The Friday night before Mother’s Day, Nita Mosby Tyler had an idea. “Let’s bail someone out of jail.”
So she grabbed $1,000 and called her friend and fellow Five Points neighborhood leader, Brother Jeff Fard. Together the two of them with her husband, Shorter Community A.M.E. Pastor Timothy Tyler, headed to Denver’s downtown detention facility on Colfax. That night they bailed three women out of jail.
While they never met the recipients of their kind acts, they still were imbued with a sense of satisfaction and a hunger to do more. They put out a call for donations on Facebook, and by 2 p.m. Saturday, they’d raised another $6,000. The three continue to bond low-level offenders hoping to grant families time together for the holiday.
Brother Jeff Fard runs a community center on Welton Street that he says preserves the heart of what his black community in Five Points “used to be.”
This year he began offering “Black Dollar Saturdays” in his photo studio, music and event space. The weekly setup of locals offering handmade products and food is one way Fard is working to stimulate what’s left of his neighborhood’s long-time residents, a community build around the A.M.E. congregation that predates Colorado itself.
This Saturday, after a personal finance class offered alongside the vendor tables, Fard announced his call for community help in identifying incarcerated mothers with low-level offenses.
“It’s a blessing,” he told a room about to burst into applause. “Just because you’re incarcerated doesn’t mean you’re not a part of our community.”
This announcement was made long after Fard and the Tylers had raised the $6,000. While people continued to file in with donations, the team was already hard at work on services.
By then their mission had expanded to three goals: bond out mothers for the holiday, make bags of food hearty enough to support a family of four and pay for summer camp for kids whose mothers are incarcerated long-term.
“All of us live in parts of a community where we see children without their mothers all of the time,” Nita Tyler said. “When you think about the women who are incarcerated on something low level and petty, is that really worth what happens to children on Mother’s Day?”
The “trauma” she says kids are subjected to costs far more than a couple hundred dollars.
What makes things more difficult, Fard said, are the processing fees attached to bond payments that make payment more difficult to the city’s poorest inmates.
It’s clear that bailing women out had much deeper implication than a simple holiday. Instead, both Tylers and Fard saw their effort as one battle in a long war against the consequences of racial oppresion. The “vicious cycle of poverty,” Fard said, further isolates people and breaks up families.

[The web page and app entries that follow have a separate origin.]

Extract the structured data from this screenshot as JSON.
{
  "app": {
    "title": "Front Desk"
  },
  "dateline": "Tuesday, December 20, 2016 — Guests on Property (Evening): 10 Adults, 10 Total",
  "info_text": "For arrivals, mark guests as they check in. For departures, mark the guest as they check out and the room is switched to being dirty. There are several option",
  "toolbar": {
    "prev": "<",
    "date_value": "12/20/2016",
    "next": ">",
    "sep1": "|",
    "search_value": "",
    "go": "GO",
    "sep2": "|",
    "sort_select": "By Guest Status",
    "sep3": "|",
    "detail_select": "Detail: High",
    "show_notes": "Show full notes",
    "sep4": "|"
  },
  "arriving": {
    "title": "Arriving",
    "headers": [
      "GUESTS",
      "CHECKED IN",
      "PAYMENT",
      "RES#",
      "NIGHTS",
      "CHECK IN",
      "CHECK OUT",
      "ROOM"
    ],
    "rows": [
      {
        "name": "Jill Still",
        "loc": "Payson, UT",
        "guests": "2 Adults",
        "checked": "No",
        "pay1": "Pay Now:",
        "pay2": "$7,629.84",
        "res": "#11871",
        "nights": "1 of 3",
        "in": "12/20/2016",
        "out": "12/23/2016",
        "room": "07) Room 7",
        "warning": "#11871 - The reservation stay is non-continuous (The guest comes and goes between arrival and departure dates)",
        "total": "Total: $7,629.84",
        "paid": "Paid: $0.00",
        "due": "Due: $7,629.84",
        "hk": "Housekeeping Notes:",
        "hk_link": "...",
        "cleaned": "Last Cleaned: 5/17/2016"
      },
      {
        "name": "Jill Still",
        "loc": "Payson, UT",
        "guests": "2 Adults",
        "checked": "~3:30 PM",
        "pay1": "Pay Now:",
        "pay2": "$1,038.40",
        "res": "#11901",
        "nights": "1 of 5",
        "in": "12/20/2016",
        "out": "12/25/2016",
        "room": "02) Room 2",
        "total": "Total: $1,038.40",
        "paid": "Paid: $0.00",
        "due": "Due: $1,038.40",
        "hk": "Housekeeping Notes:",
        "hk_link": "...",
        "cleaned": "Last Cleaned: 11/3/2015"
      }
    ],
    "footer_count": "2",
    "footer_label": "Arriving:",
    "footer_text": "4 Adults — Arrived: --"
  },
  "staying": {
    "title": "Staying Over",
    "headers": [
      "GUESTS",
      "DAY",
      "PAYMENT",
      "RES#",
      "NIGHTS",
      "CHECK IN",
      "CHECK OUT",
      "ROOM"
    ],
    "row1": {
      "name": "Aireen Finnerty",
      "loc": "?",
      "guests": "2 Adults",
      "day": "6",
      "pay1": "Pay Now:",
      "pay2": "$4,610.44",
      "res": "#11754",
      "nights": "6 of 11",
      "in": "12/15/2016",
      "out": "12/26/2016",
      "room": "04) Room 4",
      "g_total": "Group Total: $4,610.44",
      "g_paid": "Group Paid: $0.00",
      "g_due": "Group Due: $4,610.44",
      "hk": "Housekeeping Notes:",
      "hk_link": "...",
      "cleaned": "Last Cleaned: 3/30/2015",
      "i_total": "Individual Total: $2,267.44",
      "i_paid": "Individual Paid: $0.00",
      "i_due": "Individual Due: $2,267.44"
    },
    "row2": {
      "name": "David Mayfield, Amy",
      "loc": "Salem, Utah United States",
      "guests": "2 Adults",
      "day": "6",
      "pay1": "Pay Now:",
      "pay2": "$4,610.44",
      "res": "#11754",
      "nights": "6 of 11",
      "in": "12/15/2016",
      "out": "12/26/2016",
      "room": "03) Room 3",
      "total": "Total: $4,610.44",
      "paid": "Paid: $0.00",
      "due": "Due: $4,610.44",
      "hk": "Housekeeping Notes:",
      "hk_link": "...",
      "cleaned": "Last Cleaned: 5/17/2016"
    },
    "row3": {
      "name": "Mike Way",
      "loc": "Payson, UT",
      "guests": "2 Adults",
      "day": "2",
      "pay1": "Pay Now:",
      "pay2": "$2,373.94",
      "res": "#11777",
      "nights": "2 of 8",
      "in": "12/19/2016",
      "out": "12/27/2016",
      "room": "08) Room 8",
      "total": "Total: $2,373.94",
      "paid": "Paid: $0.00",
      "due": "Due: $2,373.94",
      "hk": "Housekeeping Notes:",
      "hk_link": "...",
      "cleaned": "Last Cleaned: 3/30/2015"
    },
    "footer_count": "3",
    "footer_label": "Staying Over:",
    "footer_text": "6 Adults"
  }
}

“If you think about people who are incarcerated, they’re mainly poor, they’re mainly of color, and they’re mainly those who have not achieved a high school diploma,” he said. “People who can’t afford $100 bonds, that’s a tragedy.”
By the end of Saturday afternoon, the Five Points community had already begun distributing nearly thirty bags filled with chicken, potatoes and green beans. The three community leaders left for the jail downtown equipped with a wad of large bills and text messages full of names. After pulling a couple tickets for a spot in line, they sat down with a clerk who remembered them from the night before and began reading off names.
It seems they were not the only ones who thought of paying bonds this year. Slate reports that a coalition of Black Lives Matter organizations have raised more than $250,000 and bonded at least 30 women.
At of the time of this publishing Fard and the Tylers had bonded 8 women. “We will go to the jail again today,” Fard said this morning, “pay bail, lay roses and say a prayer for those in jail.”